> [To do]: Gather the lines from the material that contain "label".

> [Data supplied]:
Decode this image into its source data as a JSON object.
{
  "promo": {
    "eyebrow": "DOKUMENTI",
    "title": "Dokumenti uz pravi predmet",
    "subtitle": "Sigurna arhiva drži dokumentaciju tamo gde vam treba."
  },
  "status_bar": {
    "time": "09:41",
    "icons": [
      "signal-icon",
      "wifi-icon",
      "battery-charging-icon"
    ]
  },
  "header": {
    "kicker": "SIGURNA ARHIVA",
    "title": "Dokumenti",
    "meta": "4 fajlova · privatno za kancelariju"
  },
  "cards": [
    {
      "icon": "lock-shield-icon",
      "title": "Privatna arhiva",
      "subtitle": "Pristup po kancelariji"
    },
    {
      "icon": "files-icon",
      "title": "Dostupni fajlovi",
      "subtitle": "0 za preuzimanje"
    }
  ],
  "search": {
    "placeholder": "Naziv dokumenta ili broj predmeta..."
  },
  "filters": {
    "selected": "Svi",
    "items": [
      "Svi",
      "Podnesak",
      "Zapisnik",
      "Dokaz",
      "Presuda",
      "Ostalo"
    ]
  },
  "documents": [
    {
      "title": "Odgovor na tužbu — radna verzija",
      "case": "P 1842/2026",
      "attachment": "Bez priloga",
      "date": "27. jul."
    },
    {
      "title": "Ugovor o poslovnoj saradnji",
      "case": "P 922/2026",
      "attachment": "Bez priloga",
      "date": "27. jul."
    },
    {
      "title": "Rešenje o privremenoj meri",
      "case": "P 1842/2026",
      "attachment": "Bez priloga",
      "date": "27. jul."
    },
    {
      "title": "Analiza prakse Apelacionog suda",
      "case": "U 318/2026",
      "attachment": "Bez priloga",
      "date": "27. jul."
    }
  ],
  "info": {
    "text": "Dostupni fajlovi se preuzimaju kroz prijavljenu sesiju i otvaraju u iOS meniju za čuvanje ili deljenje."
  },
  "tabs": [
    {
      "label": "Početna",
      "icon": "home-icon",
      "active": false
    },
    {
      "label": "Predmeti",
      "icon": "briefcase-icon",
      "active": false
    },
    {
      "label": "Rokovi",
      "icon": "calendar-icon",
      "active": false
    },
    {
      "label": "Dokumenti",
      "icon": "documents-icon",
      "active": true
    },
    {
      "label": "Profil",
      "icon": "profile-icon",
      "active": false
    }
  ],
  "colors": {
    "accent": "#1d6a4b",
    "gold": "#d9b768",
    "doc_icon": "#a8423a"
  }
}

> [Response to the task]:
      "label": "Početna",
      "label": "Predmeti",
      "label": "Rokovi",
      "label": "Dokumenti",
      "label": "Profil",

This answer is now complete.